Adopting the 'Mediterranean diet' could slow down brain shrinking in people as they age, scientists have found out. The diet appears to have a prolonged protective effect on the brain, keeping it healthy for longer.
The Mediterranean diet is based on the healthy eating traditions of countries bordering the Mediterranean, such as France, Italy, Spain and Greece. Although regional culinary differences can be observed, the diet typically features vegetables, fruits, nuts, olive oil, cereals and fish.
In a new research published in the journal Neurology, scientists describe how the diet could also benefit the brain of older adults.
Ageing has been associated with changes to the brain's size and to cognition. The brain's volume shrinks and molecular and morphological changes occur. The study investigates whether the Mediterranean diet could mitigate these effects.
Brain volume changes but not grey matter
The study is based on data collected from 967 Scottish people aged 70 on average and not diagnosed with dementia. The scientists gathered and analysed information on their eating habits. At an average age of 73, 562 of these participants went through an MRI scan to observe their brain volume and morphology. Three years later, 401 of them went through a second scan to look at the evolution. The aspect of people's brain was compared to how closely their diet matched the Mediterranean diet.
After controlling for other factors such as age, education and having diabetes or high blood pressure, the researchers found out that among these participants, those who didn't follow the Mediterranean diet closely were more likely to have a higher loss of total brain volume over three years, between the two scans. This left them more at risk of developing cognitive problems.
Study author Michelle Luciano of the University of Edinburgh said: "As we age, the brain shrinks and we lose brain cells which can affect learning and memory. This study adds to the body of evidence that suggests the Mediterranean diet has a positive impact on brain health."

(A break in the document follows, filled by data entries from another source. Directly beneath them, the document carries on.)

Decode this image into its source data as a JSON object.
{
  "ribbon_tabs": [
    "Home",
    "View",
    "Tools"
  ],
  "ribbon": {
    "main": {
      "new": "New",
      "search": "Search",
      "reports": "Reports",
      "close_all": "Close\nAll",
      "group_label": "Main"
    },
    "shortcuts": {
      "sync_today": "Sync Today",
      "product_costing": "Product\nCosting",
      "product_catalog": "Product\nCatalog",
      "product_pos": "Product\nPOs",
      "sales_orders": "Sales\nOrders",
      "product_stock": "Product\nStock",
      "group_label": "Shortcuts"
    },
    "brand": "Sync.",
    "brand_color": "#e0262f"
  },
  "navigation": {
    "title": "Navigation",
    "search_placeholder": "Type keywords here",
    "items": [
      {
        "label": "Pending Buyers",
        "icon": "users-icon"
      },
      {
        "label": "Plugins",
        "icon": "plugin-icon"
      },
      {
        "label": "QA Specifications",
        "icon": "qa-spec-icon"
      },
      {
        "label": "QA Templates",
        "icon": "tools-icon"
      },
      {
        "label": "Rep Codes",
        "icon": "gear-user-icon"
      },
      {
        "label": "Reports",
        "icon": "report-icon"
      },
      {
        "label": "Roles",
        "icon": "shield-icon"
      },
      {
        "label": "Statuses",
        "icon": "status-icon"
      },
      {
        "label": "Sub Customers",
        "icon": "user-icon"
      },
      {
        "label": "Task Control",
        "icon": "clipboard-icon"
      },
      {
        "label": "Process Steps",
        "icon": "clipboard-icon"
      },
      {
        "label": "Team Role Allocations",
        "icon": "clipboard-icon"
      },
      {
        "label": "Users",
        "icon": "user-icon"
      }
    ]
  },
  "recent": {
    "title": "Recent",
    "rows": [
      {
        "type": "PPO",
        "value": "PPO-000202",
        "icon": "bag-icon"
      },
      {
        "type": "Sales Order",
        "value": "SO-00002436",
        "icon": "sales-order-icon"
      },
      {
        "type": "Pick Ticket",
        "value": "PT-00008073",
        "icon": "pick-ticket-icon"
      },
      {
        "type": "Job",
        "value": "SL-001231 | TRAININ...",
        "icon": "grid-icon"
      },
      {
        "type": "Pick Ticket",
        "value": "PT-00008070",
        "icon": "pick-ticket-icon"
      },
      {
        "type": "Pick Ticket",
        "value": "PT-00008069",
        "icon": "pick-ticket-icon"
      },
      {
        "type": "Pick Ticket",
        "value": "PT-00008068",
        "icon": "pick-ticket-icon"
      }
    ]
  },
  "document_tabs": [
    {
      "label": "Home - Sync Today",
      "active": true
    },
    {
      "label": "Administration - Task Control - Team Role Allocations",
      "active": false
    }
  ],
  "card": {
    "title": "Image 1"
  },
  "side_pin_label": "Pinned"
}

Diet differences explained up to 0.5% of variations in brain shrinking – not a massive effect, but significant enough for the Mediterranean diet to be considered as beneficial for the brain's health. However, no link was found between grey matter volume or cortical thickness and the Mediterranean diet.
More studies are needed to confirm the association between brain health and this way of eating, but the findings already indicated that the diet offers sustained brain protection overtime. "In our study, eating habits were measured a few years before brain volume was, which suggests that the diet may be able to provide long-term protection to the brain," said Luciano.